|NET © Notes||
1 sn “These things” refers to all of Job’s speech, the general drift of which seems to Bildad to question the justice of God.
2 tn The second colon of the verse simply says “and a strong wind the words of your mouth.” The simplest way to treat this is to make it an independent nominal sentence: “the words of your mouth are a strong wind.” Some have made it parallel to the first by apposition, understanding “how long” to do double duty. The line beginning with the ו (vav) can also be subordinated as a circumstantial clause, as here.
3 tn The word כַּבִּיר (kabbir, “great”) implies both abundance and greatness.
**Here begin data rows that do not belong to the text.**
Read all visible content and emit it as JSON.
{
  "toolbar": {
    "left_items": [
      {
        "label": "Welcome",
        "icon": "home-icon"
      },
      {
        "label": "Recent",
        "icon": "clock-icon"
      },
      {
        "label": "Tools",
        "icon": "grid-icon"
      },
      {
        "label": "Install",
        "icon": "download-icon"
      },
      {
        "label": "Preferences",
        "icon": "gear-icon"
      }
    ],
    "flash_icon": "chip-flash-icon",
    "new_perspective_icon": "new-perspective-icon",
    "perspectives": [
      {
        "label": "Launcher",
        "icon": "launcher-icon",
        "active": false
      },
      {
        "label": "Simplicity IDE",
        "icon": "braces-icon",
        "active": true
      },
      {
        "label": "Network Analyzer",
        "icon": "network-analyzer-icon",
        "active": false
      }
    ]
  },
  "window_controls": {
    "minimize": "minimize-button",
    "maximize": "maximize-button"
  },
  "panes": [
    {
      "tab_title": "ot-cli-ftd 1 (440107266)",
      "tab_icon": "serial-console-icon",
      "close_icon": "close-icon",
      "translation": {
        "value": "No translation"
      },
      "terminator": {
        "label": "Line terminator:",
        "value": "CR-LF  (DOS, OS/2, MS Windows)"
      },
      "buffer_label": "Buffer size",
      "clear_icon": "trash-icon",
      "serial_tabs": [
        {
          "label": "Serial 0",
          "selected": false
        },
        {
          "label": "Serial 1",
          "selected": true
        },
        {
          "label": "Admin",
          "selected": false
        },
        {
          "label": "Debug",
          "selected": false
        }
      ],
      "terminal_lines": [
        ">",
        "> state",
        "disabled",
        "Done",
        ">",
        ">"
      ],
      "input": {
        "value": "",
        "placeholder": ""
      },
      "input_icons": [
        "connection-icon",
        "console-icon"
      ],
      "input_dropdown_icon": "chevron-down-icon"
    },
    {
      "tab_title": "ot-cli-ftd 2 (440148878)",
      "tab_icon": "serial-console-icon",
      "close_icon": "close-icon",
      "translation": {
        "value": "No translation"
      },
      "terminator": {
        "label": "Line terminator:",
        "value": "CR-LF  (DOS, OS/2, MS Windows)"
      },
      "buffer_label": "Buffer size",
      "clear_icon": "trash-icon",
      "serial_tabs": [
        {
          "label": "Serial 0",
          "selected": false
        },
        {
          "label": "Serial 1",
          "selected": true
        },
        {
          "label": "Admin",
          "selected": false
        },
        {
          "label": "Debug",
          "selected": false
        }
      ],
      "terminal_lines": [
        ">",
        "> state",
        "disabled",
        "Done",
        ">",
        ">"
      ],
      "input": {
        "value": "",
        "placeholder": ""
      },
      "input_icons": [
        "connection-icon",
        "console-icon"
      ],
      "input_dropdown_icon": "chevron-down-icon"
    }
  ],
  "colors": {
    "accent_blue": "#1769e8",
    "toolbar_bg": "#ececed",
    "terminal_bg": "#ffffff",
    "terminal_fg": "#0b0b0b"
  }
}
Here the word modifies “wind”; the point of the analogy is that Job’s words are full of sound but without solid content.
4 tn See, however, G. R. Driver’s translation, “the breath of one who is mighty are the words of your mouth” (“Hebrew Studies,” JRAS 1948: 170).